BT severs all ties with Cloud…. in parts of Hertfordshire anyway.
The small business (or maybe that should read “small minded”) cloud evangelists that I come across with alarming frequency cannot fail to admit that the heavy reliance on a monopolistic dinosaur of a broadband infrastructure does not really lend itself to cloud computing for everyone (please see a recent blog article below regarding cloud suitability).
Only last week many businesses in Hertfordshire were left without voice and data services for a prolonged period following another attack on BT’s physical network. This time it was due to the attempted theft of communications cabling in Hatfield, South Hertfordshire.
BT and the local police force have offered a reward of £5000 for information that will lead to the prosecution of the offenders. However this should better serve as a timely reminder that moving critical systems and data to the cloud is not without its perils and requires careful consideration.
And as I have said before, it is not for everyone. Despite my reservations I can clearly see significant financial and operational advantages of cloud computing for the right business, if you can guarantee ubiquitous connectivity. However there are few small businesses who can justify, let alone afford, resilient internet connectivity to guarantee availability. And if they do surely it negates any potential cost saving delivered by the cloud? And without availability you cannot have security.
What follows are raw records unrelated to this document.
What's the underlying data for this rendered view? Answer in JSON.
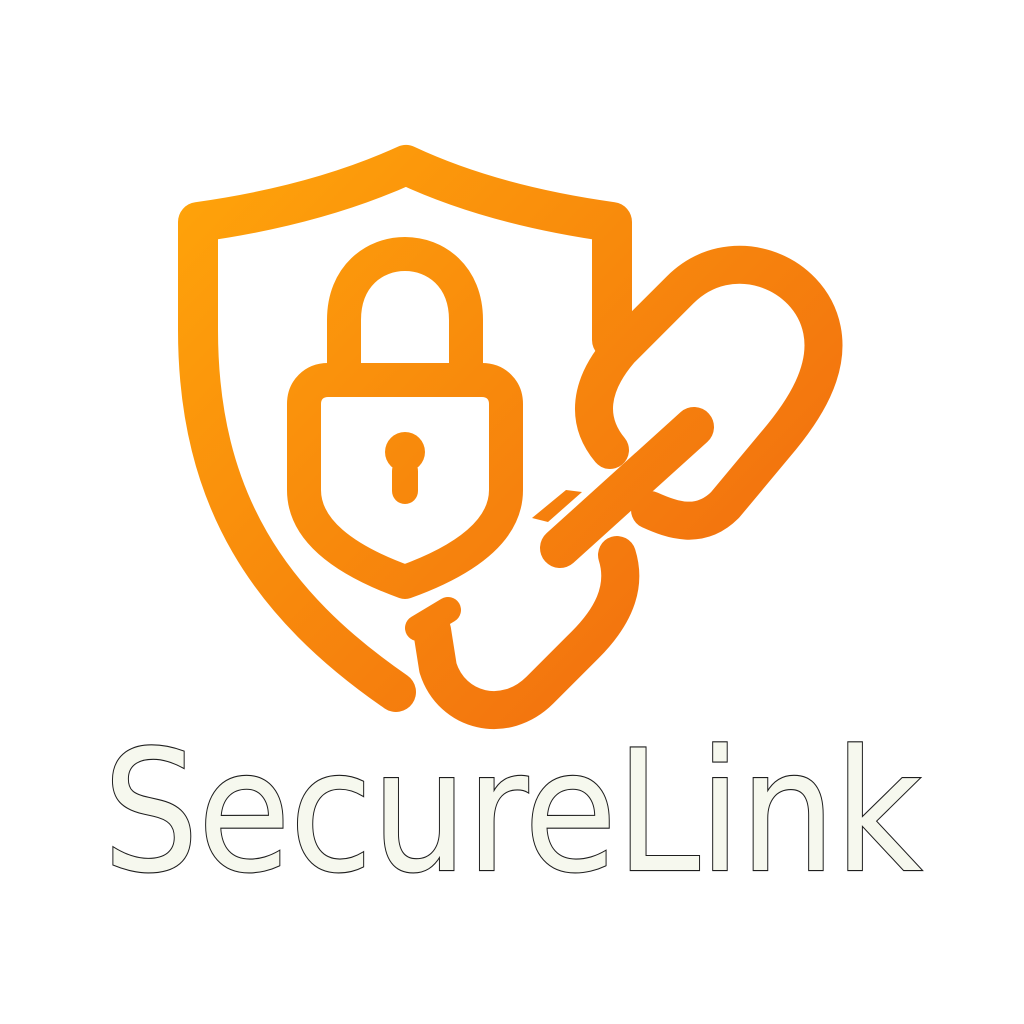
{
  "brand": {
    "name": "SecureLink",
    "gradient_start": "#ffa50a",
    "gradient_end": "#f06a0f",
    "wordmark_fill": "#f6f8ee",
    "wordmark_outline": "#1e1e1e",
    "background": "#ffffff"
  },
  "icons": [
    "shield-icon",
    "padlock-icon",
    "keyhole-icon",
    "chain-link-icon"
  ]
}
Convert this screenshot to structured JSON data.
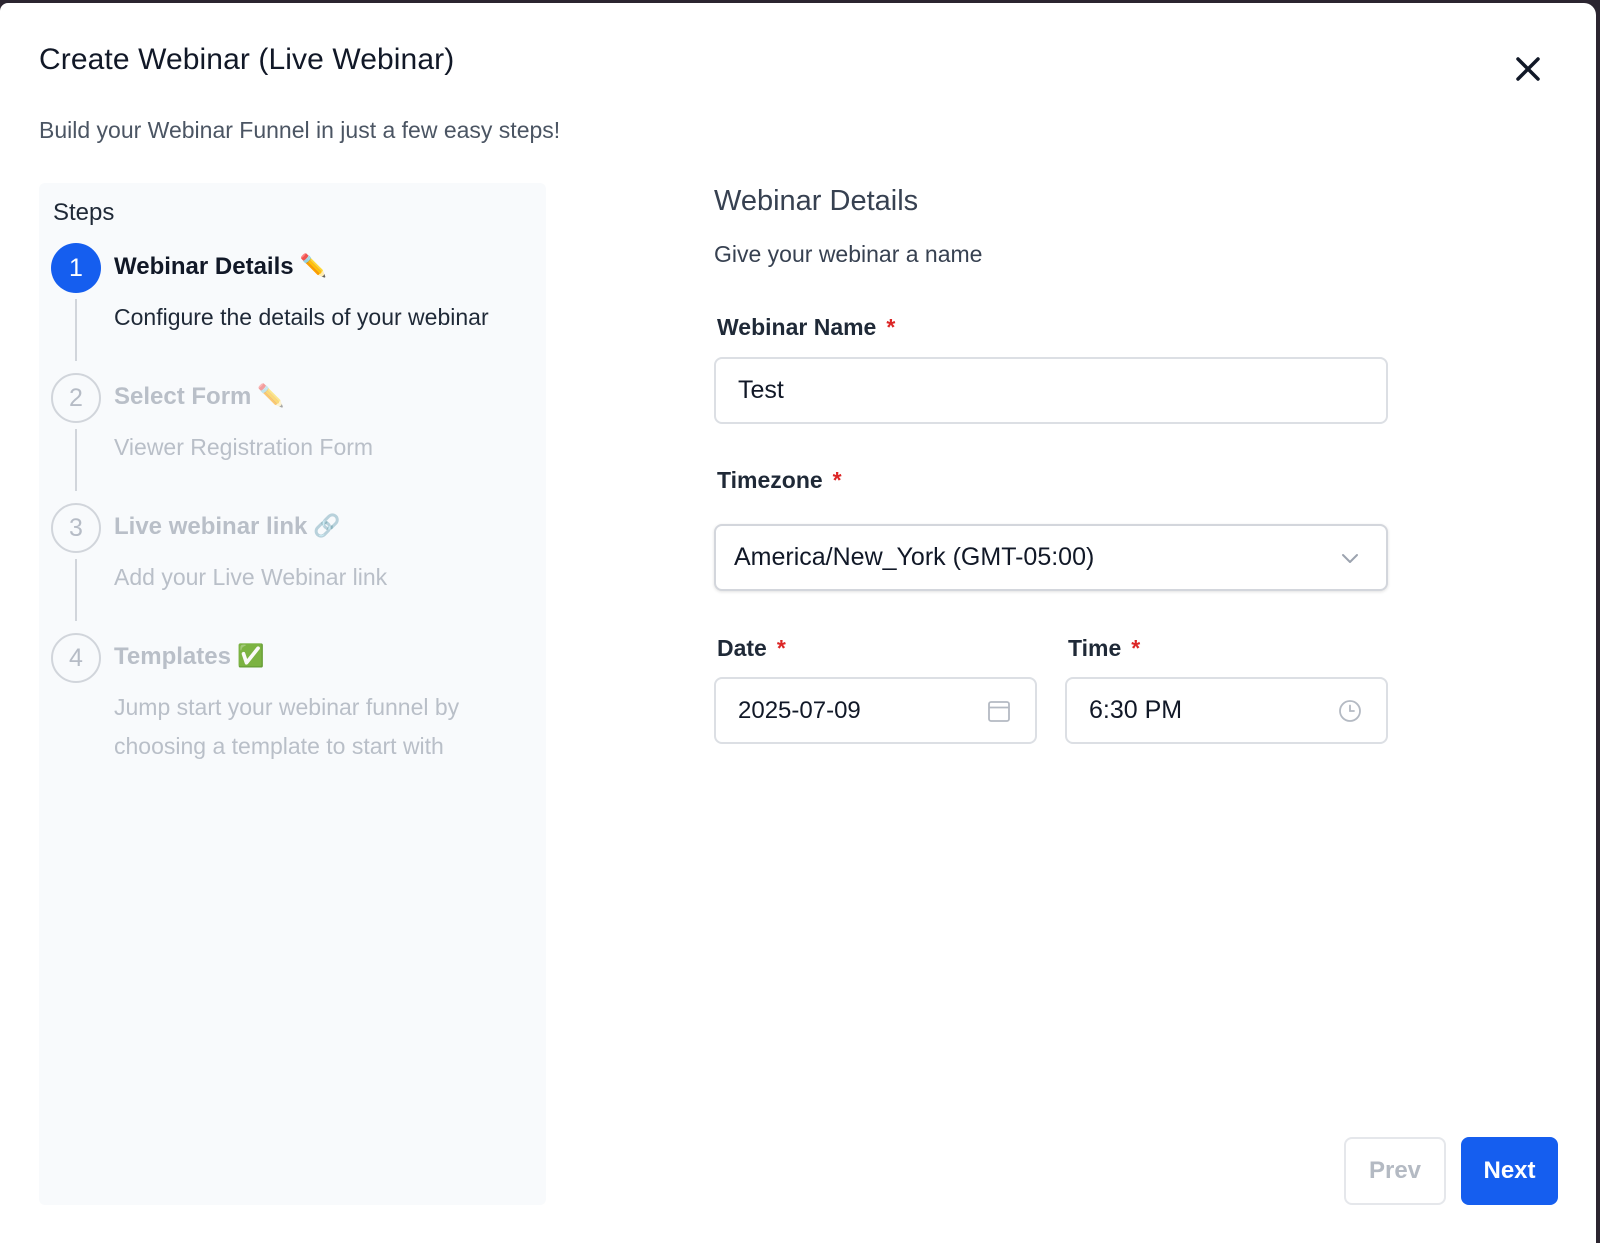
{
  "modal": {
    "title": "Create Webinar (Live Webinar)",
    "subtitle": "Build your Webinar Funnel in just a few easy steps!",
    "close_icon": "close-icon"
  },
  "steps": {
    "heading": "Steps",
    "items": [
      {
        "number": "1",
        "title": "Webinar Details",
        "emoji": "✏️",
        "description": "Configure the details of your webinar",
        "state": "active"
      },
      {
        "number": "2",
        "title": "Select Form",
        "emoji": "✏️",
        "description": "Viewer Registration Form",
        "state": "inactive"
      },
      {
        "number": "3",
        "title": "Live webinar link",
        "emoji": "🔗",
        "description": "Add your Live Webinar link",
        "state": "inactive"
      },
      {
        "number": "4",
        "title": "Templates",
        "emoji": "✅",
        "description": "Jump start your webinar funnel by choosing a template to start with",
        "state": "inactive"
      }
    ]
  },
  "form": {
    "title": "Webinar Details",
    "subtitle": "Give your webinar a name",
    "webinar_name": {
      "label": "Webinar Name",
      "required": "*",
      "value": "Test"
    },
    "timezone": {
      "label": "Timezone",
      "required": "*",
      "value": "America/New_York (GMT-05:00)",
      "icon": "chevron-down-icon"
    },
    "date": {
      "label": "Date",
      "required": "*",
      "value": "2025-07-09",
      "icon": "calendar-icon"
    },
    "time": {
      "label": "Time",
      "required": "*",
      "value": "6:30 PM",
      "icon": "clock-icon"
    }
  },
  "footer": {
    "prev_label": "Prev",
    "next_label": "Next"
  },
  "colors": {
    "accent": "#155eef",
    "required": "#dc2626",
    "inactive_text": "#b9bfc8",
    "panel_bg": "#f8fafc"
  }
}
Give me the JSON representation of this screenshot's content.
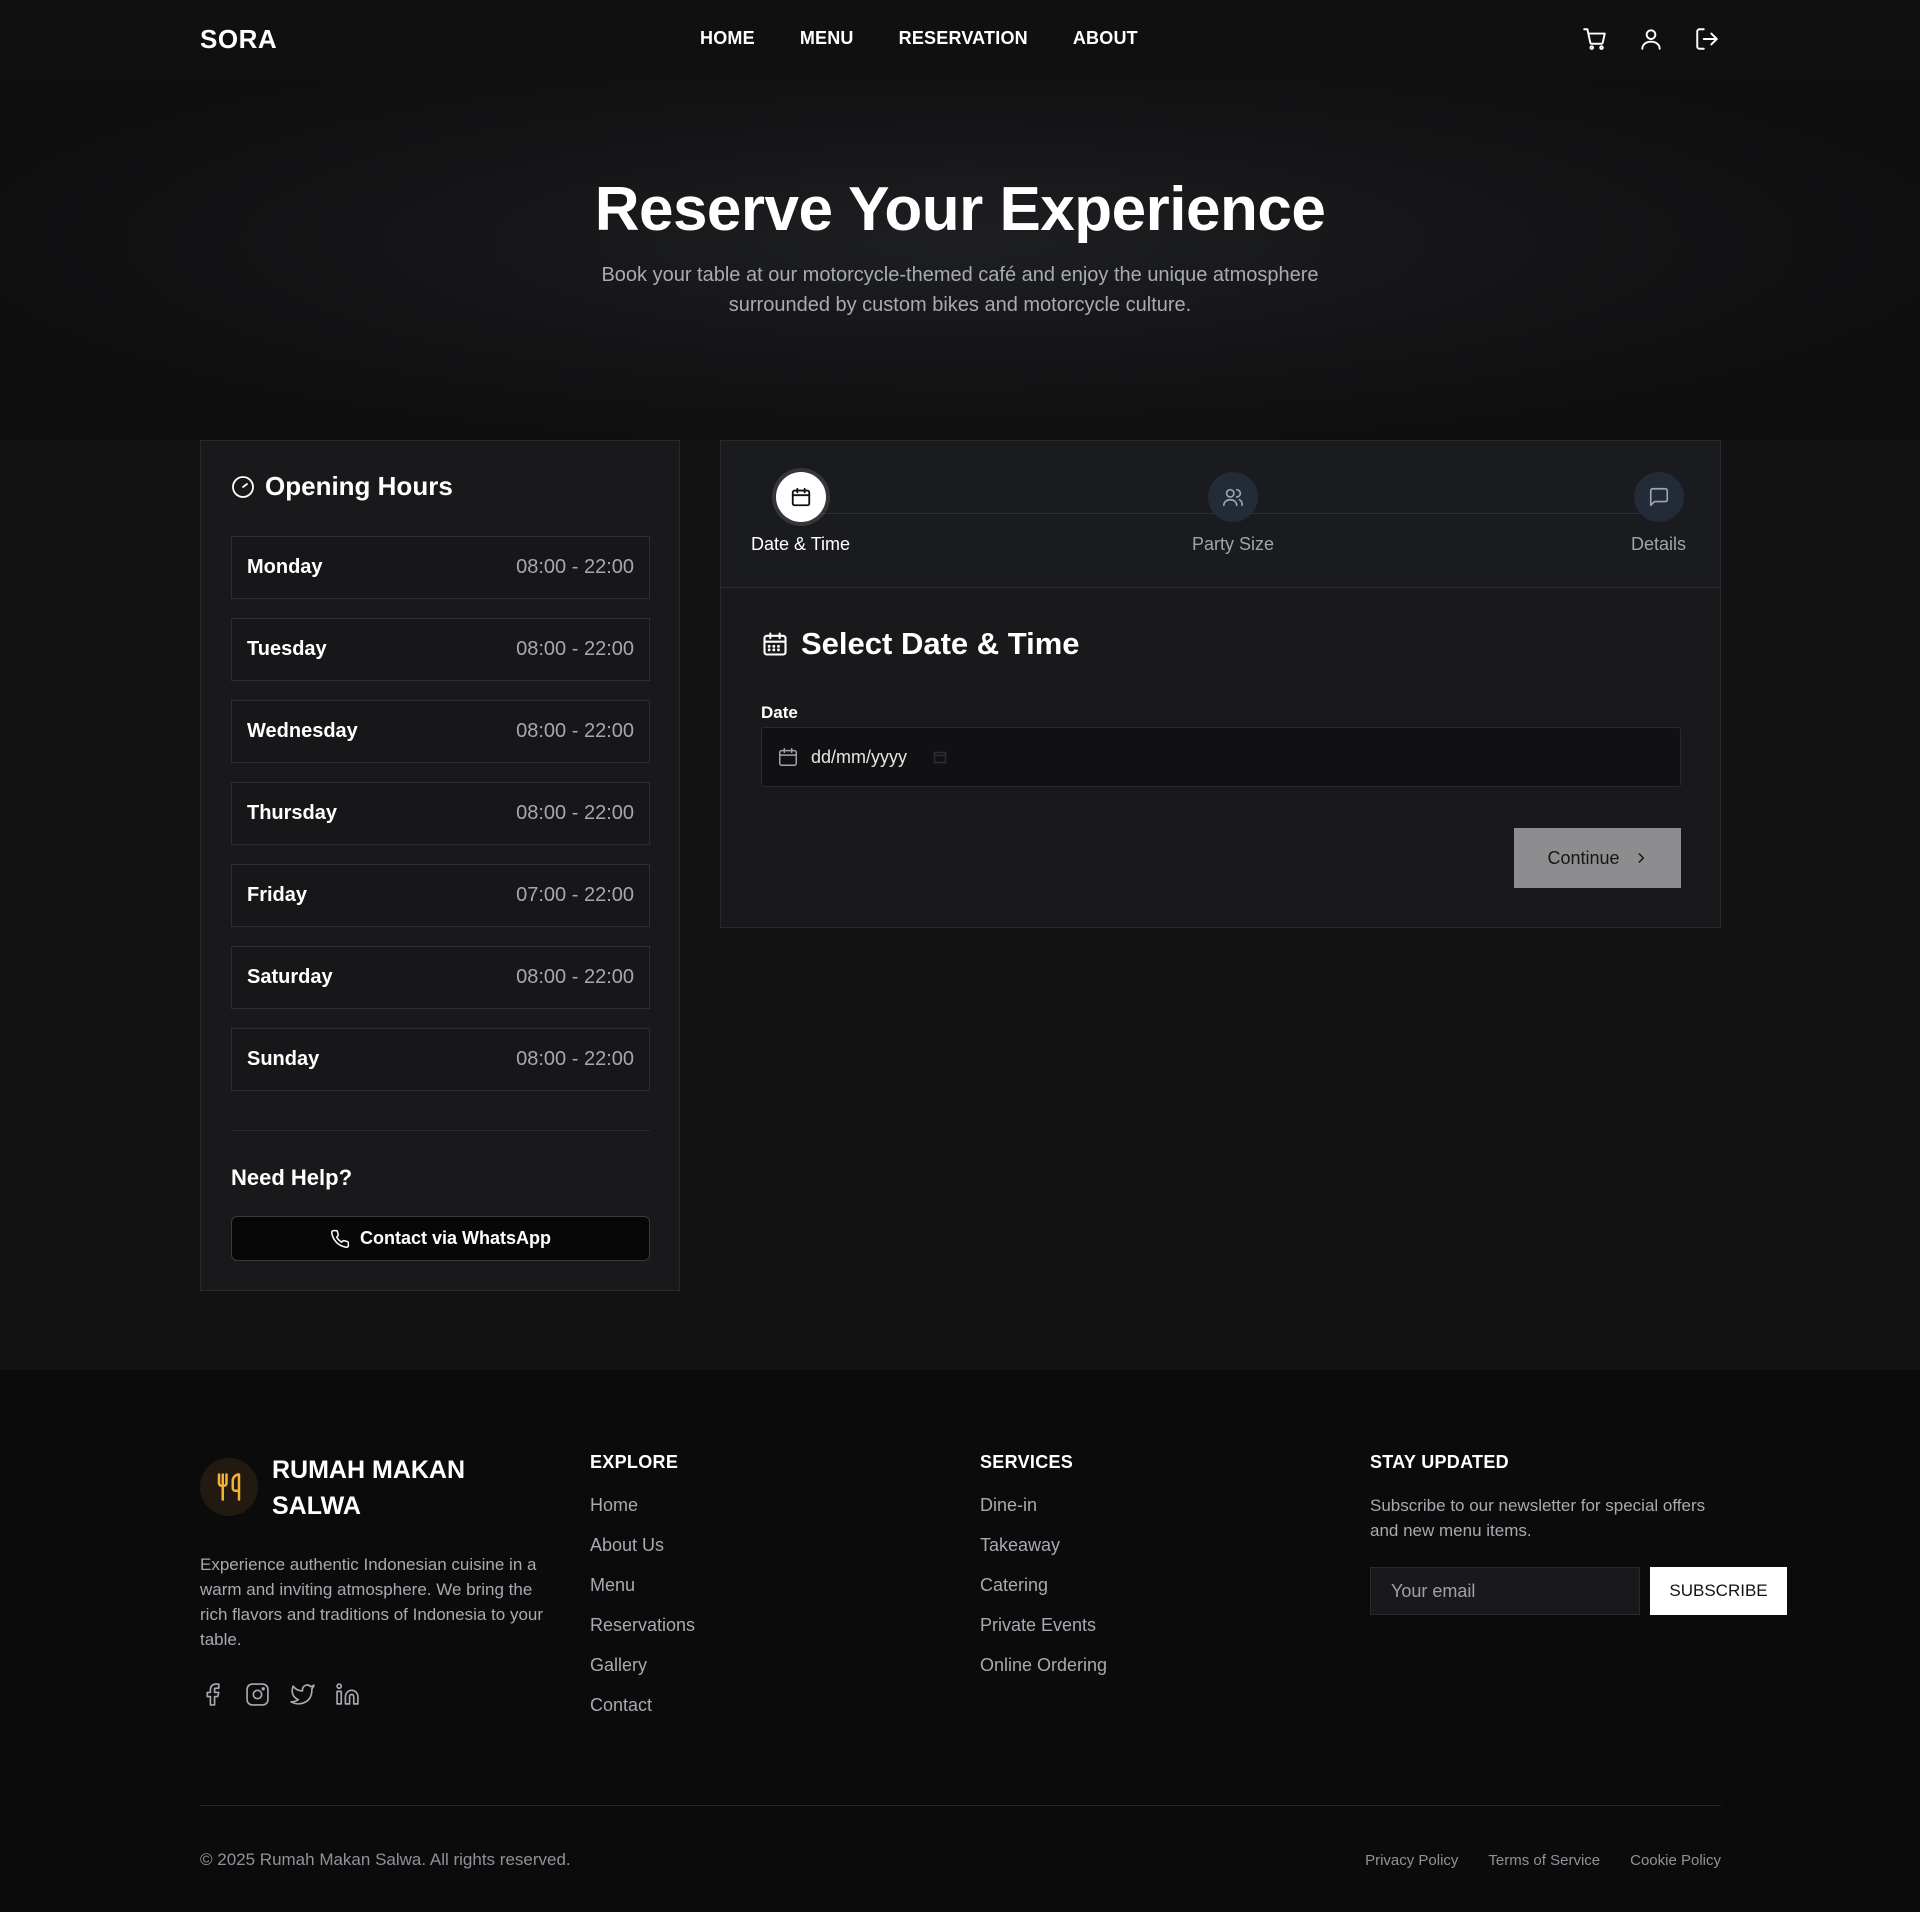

Some say it was local residents demanding faster broadband, in the hope that BT would accelerate their roll out of fibre cabling. I say wake up and smell the coffee, Cloud Cuckoo Land. As a provider of cloud services myself, and particularly Security as a Cloud (SaaS) services, I recognise the flexible and financial benefits, however I also remain a pragmatist, rather than an ideologist.
See the BBC brief article here: